• _Exercise prompt_:
Go through the data below and copy each line where the word "feedback" occurs.

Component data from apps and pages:
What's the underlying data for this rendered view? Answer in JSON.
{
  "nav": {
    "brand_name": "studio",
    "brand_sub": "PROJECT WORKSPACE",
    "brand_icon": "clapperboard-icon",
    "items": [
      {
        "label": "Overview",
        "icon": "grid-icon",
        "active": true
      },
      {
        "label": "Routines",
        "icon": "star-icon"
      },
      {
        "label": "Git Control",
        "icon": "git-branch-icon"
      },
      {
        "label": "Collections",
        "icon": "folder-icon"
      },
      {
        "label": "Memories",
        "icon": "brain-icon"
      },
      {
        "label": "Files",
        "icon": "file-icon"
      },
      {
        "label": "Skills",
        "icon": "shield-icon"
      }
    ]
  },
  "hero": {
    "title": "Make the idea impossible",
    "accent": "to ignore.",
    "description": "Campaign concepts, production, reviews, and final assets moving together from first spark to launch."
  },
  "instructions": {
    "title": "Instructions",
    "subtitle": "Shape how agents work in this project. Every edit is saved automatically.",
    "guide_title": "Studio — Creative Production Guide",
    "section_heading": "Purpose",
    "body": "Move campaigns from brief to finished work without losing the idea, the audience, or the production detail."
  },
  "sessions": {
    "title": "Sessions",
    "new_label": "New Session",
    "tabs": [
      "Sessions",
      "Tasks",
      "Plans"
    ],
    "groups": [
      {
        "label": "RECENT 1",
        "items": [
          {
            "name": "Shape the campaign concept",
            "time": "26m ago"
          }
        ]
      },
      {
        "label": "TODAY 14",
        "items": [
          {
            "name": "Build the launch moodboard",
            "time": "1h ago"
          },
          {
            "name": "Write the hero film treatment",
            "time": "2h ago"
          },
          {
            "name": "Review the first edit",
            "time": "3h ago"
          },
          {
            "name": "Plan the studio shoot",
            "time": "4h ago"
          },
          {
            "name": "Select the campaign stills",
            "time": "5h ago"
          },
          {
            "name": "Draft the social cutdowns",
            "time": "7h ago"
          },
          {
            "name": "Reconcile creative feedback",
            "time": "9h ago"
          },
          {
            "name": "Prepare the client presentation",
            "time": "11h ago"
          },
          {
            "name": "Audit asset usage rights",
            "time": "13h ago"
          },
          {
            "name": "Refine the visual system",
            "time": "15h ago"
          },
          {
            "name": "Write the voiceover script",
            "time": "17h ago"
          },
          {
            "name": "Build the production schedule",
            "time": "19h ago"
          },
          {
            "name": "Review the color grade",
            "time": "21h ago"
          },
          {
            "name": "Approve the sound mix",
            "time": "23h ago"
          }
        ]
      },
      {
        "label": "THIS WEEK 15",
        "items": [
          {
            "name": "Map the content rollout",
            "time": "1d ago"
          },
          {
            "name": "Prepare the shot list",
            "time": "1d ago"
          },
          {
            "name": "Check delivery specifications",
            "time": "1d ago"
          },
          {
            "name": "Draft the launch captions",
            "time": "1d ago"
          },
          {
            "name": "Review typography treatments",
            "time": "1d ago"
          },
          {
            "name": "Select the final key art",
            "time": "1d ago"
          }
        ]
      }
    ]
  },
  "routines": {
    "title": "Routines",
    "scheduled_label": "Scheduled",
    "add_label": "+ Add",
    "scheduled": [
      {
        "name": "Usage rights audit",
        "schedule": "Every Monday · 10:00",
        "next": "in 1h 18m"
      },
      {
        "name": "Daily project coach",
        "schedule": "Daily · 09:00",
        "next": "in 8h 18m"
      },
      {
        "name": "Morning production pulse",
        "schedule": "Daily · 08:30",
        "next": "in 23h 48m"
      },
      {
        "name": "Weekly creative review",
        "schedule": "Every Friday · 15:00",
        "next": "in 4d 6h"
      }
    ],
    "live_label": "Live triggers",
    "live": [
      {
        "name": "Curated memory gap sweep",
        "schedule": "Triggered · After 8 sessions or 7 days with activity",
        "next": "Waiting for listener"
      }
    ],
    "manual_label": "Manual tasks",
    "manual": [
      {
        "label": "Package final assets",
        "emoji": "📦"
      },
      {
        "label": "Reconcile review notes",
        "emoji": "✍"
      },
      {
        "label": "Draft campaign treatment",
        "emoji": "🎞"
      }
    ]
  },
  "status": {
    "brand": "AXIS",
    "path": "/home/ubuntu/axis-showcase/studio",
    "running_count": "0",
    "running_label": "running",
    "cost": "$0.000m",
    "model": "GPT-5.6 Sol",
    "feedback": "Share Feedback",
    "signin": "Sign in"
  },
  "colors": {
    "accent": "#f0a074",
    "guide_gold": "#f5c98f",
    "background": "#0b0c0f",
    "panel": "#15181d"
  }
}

• _Task output_:
            "name": "Reconcile creative feedback",
    "feedback": "Share Feedback",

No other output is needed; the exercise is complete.